Retrieved 28 July Monitor on Psychology. Retrieved 7 March October New York Post. Retrieved 19 March Dunning has pointed out that the very knowledge and skills necessary to be good at a task are the exact same qualities that a person needs to recognize that they are not good at that task.
So if a person lacks those abilities, they remain not only bad at that task but ignorant to their own inability. Dunning suggests that deficits in skill and expertise create a two-pronged problem.
First, these deficits cause people to perform poorly in the domain in which they are incompetent. Secondly, their erroneous and deficient knowledge makes them unable to recognize their mistakes.
The Dunning-Kruger effect is also related to difficulties with metacognition, or the ability to step back and look at one's own behavior and abilities from outside of oneself.

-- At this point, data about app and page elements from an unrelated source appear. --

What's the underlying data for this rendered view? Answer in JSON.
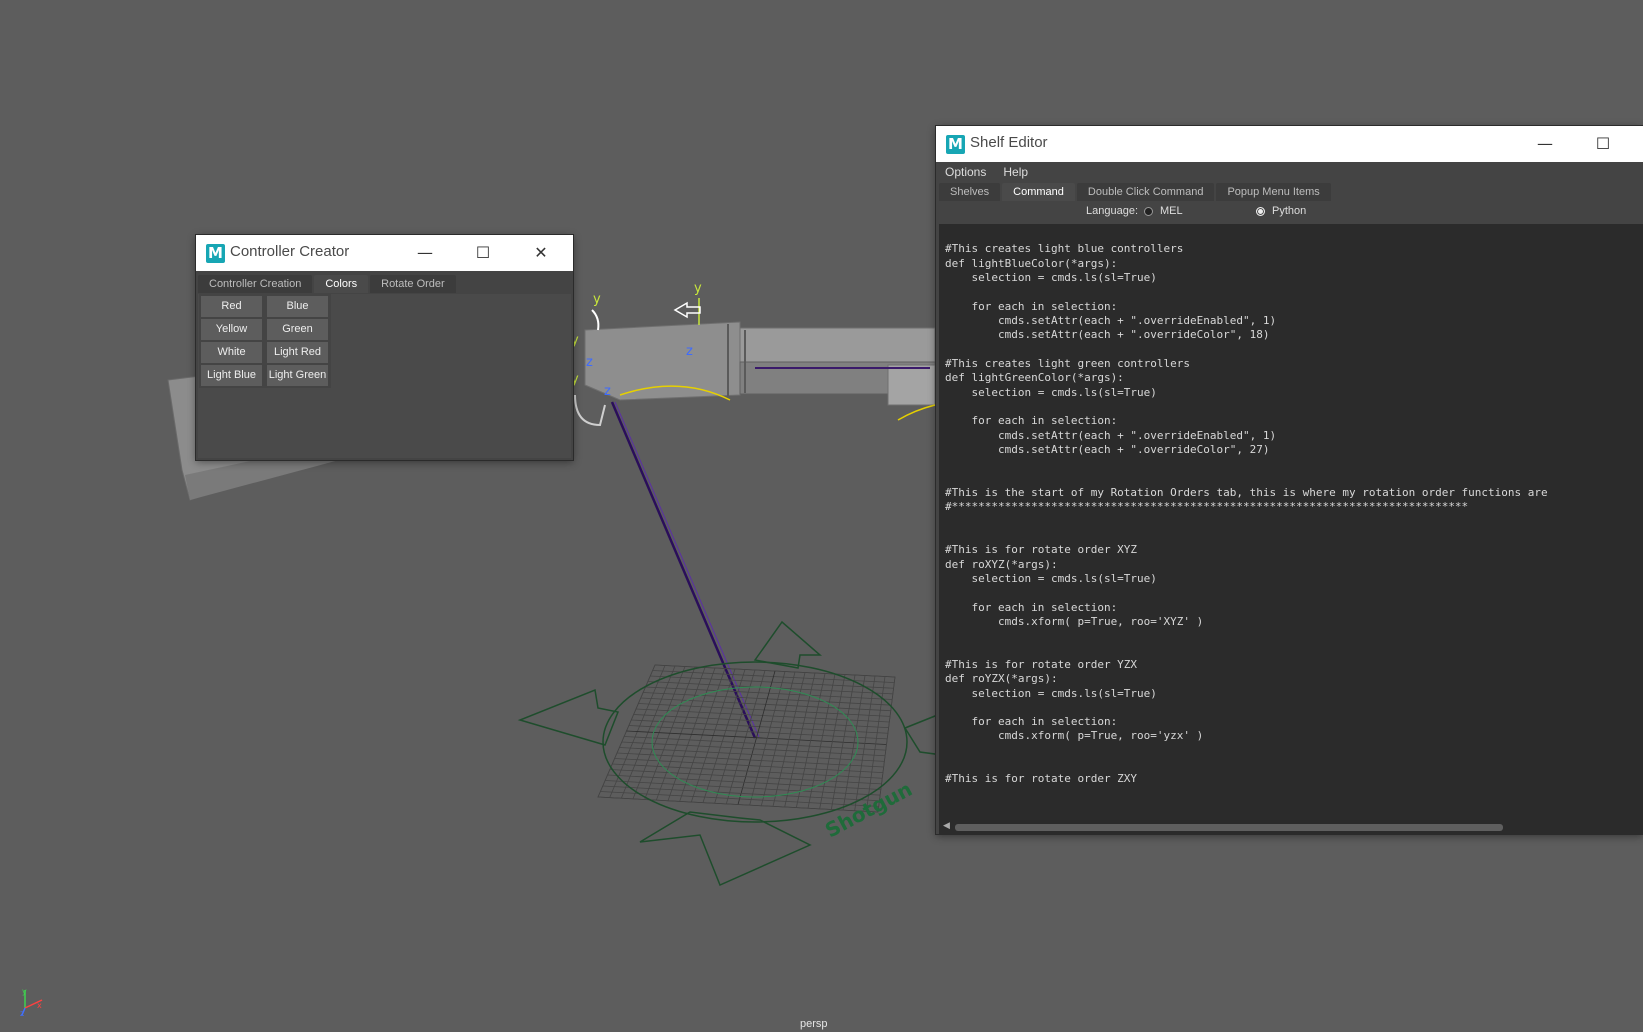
{
  "viewport": {
    "camera_label": "persp",
    "controller_text": "Shotgun",
    "axis_labels": {
      "y": "y",
      "z": "z",
      "x": "x"
    }
  },
  "controller_creator": {
    "title": "Controller Creator",
    "window_buttons": {
      "minimize": "—",
      "maximize": "☐",
      "close": "✕"
    },
    "tabs": [
      {
        "label": "Controller Creation",
        "active": false
      },
      {
        "label": "Colors",
        "active": true
      },
      {
        "label": "Rotate Order",
        "active": false
      }
    ],
    "color_buttons": [
      "Red",
      "Blue",
      "Yellow",
      "Green",
      "White",
      "Light Red",
      "Light Blue",
      "Light Green"
    ]
  },
  "shelf_editor": {
    "title": "Shelf Editor",
    "window_buttons": {
      "minimize": "—",
      "maximize": "☐"
    },
    "menu": [
      "Options",
      "Help"
    ],
    "tabs": [
      {
        "label": "Shelves",
        "active": false
      },
      {
        "label": "Command",
        "active": true
      },
      {
        "label": "Double Click Command",
        "active": false
      },
      {
        "label": "Popup Menu Items",
        "active": false
      }
    ],
    "language_label": "Language:",
    "languages": [
      {
        "label": "MEL",
        "selected": false
      },
      {
        "label": "Python",
        "selected": true
      }
    ],
    "code_lines": [
      "",
      "#This creates light blue controllers",
      "def lightBlueColor(*args):",
      "    selection = cmds.ls(sl=True)",
      "",
      "    for each in selection:",
      "        cmds.setAttr(each + \".overrideEnabled\", 1)",
      "        cmds.setAttr(each + \".overrideColor\", 18)",
      "",
      "#This creates light green controllers",
      "def lightGreenColor(*args):",
      "    selection = cmds.ls(sl=True)",
      "",
      "    for each in selection:",
      "        cmds.setAttr(each + \".overrideEnabled\", 1)",
      "        cmds.setAttr(each + \".overrideColor\", 27)",
      "",
      "",
      "#This is the start of my Rotation Orders tab, this is where my rotation order functions are",
      "#******************************************************************************",
      "",
      "",
      "#This is for rotate order XYZ",
      "def roXYZ(*args):",
      "    selection = cmds.ls(sl=True)",
      "",
      "    for each in selection:",
      "        cmds.xform( p=True, roo='XYZ' )",
      "",
      "",
      "#This is for rotate order YZX",
      "def roYZX(*args):",
      "    selection = cmds.ls(sl=True)",
      "",
      "    for each in selection:",
      "        cmds.xform( p=True, roo='yzx' )",
      "",
      "",
      "#This is for rotate order ZXY"
    ]
  }
}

People are often only able to evaluate themselves from their own limited and highly subjective point of view. From this limited perspective, they seem highly skilled, knowledgeable, and superior to others.
Because of this, people sometimes struggle to have a more realistic view of their own abilities. Another contributing factor is that sometimes a tiny bit of knowledge on a subject can lead people to mistakenly believe that they know all there is to know about it.
As the old saying goes, a little bit of knowledge can be a dangerous thing. A person might have the slimmest bit of awareness about a subject, yet thanks to the Dunning-Kruger effect, believe that he or she is an expert.
Other factors that can contribute to the effect include our use of heuristics , or mental shortcuts that allow us to make decisions quickly, and our tendency to seek out patterns even where none exist.
Our minds are primed to try to make sense of the disparate array of information we deal with on a daily basis. As we try to cut through the confusion and interpret our own abilities and performance within our individual worlds, it is perhaps not surprising that we sometimes fail so completely to accurately judge how well we do.
So who is affected by the Dunning-Kruger effect? Unfortunately, we all are. This is because no matter how informed or experienced we are, everyone has areas in which they are uninformed and incompetent.They need to learn more, only by learning they will be able Amun Re understand about their lack of proper knowledge. How harmful would the consequences be? Often, these same patterns and shortcuts lead to biases.